Web page and app entries
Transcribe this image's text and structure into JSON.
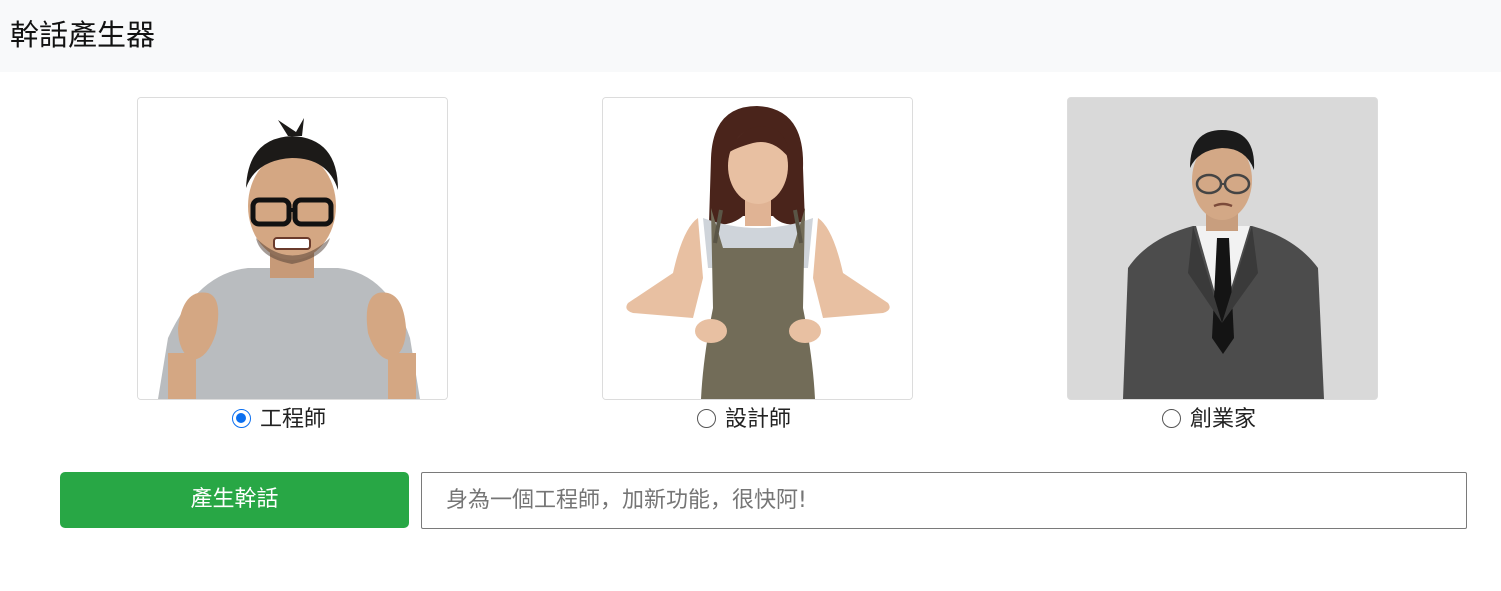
{
  "navbar": {
    "title": "幹話產生器"
  },
  "roles": [
    {
      "label": "工程師",
      "checked": true,
      "image": "frustrated-engineer-photo"
    },
    {
      "label": "設計師",
      "checked": false,
      "image": "annoyed-designer-photo"
    },
    {
      "label": "創業家",
      "checked": false,
      "image": "skeptical-entrepreneur-photo"
    }
  ],
  "generator": {
    "button_label": "產生幹話",
    "result_placeholder": "身為一個工程師，加新功能，很快阿!"
  },
  "colors": {
    "navbar_bg": "#f8f9fa",
    "button_bg": "#28a745",
    "radio_accent": "#0b6ff0"
  }
}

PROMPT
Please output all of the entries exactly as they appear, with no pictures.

SOLUTION TO THE PROBLEM
Transcribe this image's text and structure into JSON.
{
  "navbar": {
    "title": "幹話產生器"
  },
  "roles": [
    {
      "label": "工程師",
      "checked": true,
      "image": "frustrated-engineer-photo"
    },
    {
      "label": "設計師",
      "checked": false,
      "image": "annoyed-designer-photo"
    },
    {
      "label": "創業家",
      "checked": false,
      "image": "skeptical-entrepreneur-photo"
    }
  ],
  "generator": {
    "button_label": "產生幹話",
    "result_placeholder": "身為一個工程師，加新功能，很快阿!"
  },
  "colors": {
    "navbar_bg": "#f8f9fa",
    "button_bg": "#28a745",
    "radio_accent": "#0b6ff0"
  }
}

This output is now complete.